From its early days as a rural corn hall, built by subscription from local people, through its various incarnations as an exhibition hall, market, cinema and pool hall – through the years of neglect, the building has been tucked away behind the high street. Now as an internationally known arts centre we want to ensure that its origins are not forgotten.
The Stowmarket Corn Hall was built in the Market Place in 1835 at a cost of £3,000 raised in £25 shares. It was officially opened on the 13th of July 1836. It housed the town’s Assembly Rooms and, as well as agricultural trading on market days, the building was also used for public meetings, concerts and travelling theatrical performances.
According to English Heritage, the current Corn Hall was added between 1860 and 1870. It was designed by Frederick Barnes an Architect based in Ipswich.
Prior to World War 1 the Corn Hall saw many Empire Day Celebrations. Following the war, it was used to honour the local men who fought, were wounded or had died.
In 1925 it became part of the Provincial Bank with a separate entrance to the Corn Hall through the bank.
During World War II it was used as a British Restaurant where people could buy meals cheaply during rationing.

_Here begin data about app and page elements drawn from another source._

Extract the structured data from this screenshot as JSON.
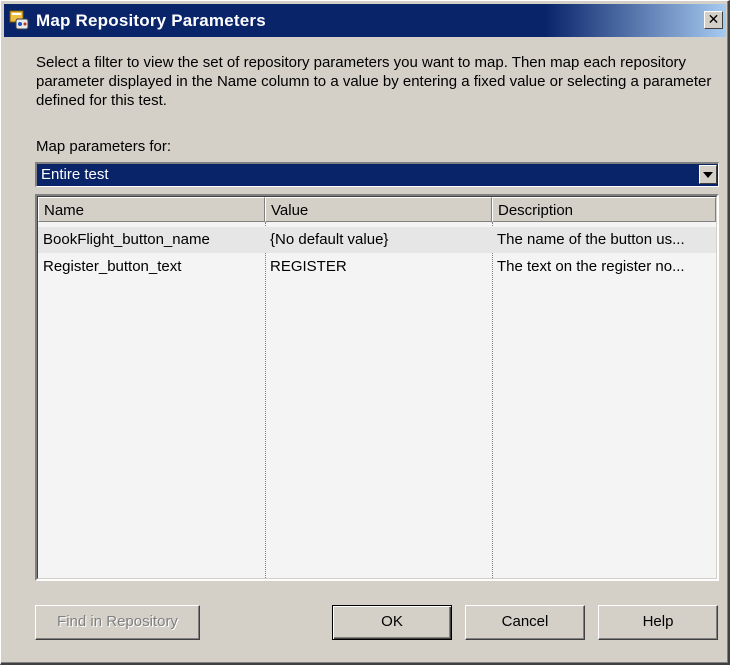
{
  "window": {
    "title": "Map Repository Parameters",
    "close_glyph": "✕"
  },
  "instructions": "Select a filter to view the set of repository parameters you want to map.  Then map each repository parameter displayed in the Name column to a value by entering a fixed value or selecting a parameter defined for this test.",
  "filter": {
    "label": "Map parameters for:",
    "selected": "Entire test"
  },
  "table": {
    "columns": [
      "Name",
      "Value",
      "Description"
    ],
    "rows": [
      [
        "BookFlight_button_name",
        "{No default value}",
        "The name of the button us..."
      ],
      [
        "Register_button_text",
        "REGISTER",
        "The text on the register no..."
      ]
    ]
  },
  "buttons": {
    "find": "Find in Repository",
    "ok": "OK",
    "cancel": "Cancel",
    "help": "Help"
  },
  "colors": {
    "titlebar": "#0a246a",
    "face": "#d4d0c8",
    "selection": "#0a246a"
  }
}
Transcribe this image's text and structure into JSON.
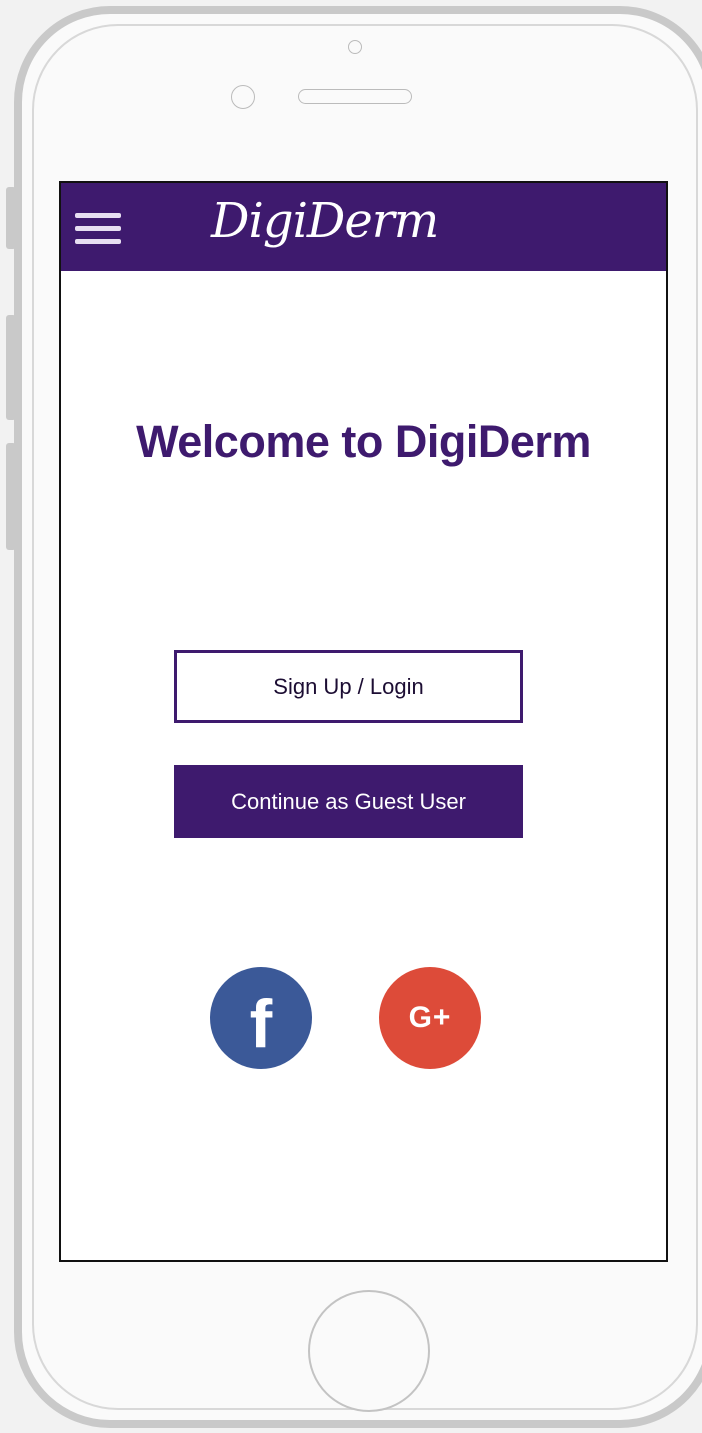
{
  "app": {
    "brand_name": "DigiDerm",
    "colors": {
      "primary": "#3e1a6e",
      "facebook": "#3b5998",
      "google": "#dd4b39",
      "menu_icon": "#e7dff2"
    }
  },
  "header": {
    "menu_icon": "hamburger-menu-icon",
    "brand_logo_text": "DigiDerm"
  },
  "main": {
    "title": "Welcome to DigiDerm",
    "sign_up_login_label": "Sign Up / Login",
    "guest_label": "Continue as Guest User"
  },
  "social": {
    "facebook": {
      "icon": "facebook-icon",
      "glyph": "f"
    },
    "google": {
      "icon": "google-plus-icon",
      "glyph": "G+"
    }
  }
}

The Corn Hall was a hive of activity in the 1950’s and played host to many events including displays by The Boys Brigade, indoor markets, trade exhibitions and recitals.
It continued its main business as a Corn Exchange until December 1966. It then had various uses, most noteably as a Cinema and Pool Hall until it was bought by Stowmarket Town Council in 1995.
Following essential repairs, it stood empty for many years whilst its fate was decided upon.
Our project started as a Community Safety initiative by Mid Suffolk District Council in 2009. Early consultation showed enthusiasm for the community to play a bigger role and identified the potential for the project to develop as a tribute to John Peel, who lived locally.
John Peel was a much loved member of the community and always gave support to worthwhile local initiatives. He was renowned for encouraging new music from unlikely sources and for many people he embodied the ‘punk’ ethos of people just doing it for themselves. John’s wife, Sheila, is Patron and a Director of the Centre.
The restoration of the John Peel Centre for Creative Arts was carried out in three phases between November 2010 and February 2013. All phases were completed within budget and was funded through grants, fundraising events and the generous donations of many people.
The John Peel Centre for Creative Arts is a non-profit, community-centric, organisation. Ethical, ecological, and community-owned, our reason for existing is to improve the Arts-based facilities available to our community and provide a lasting tribute to the life and work of John Peel.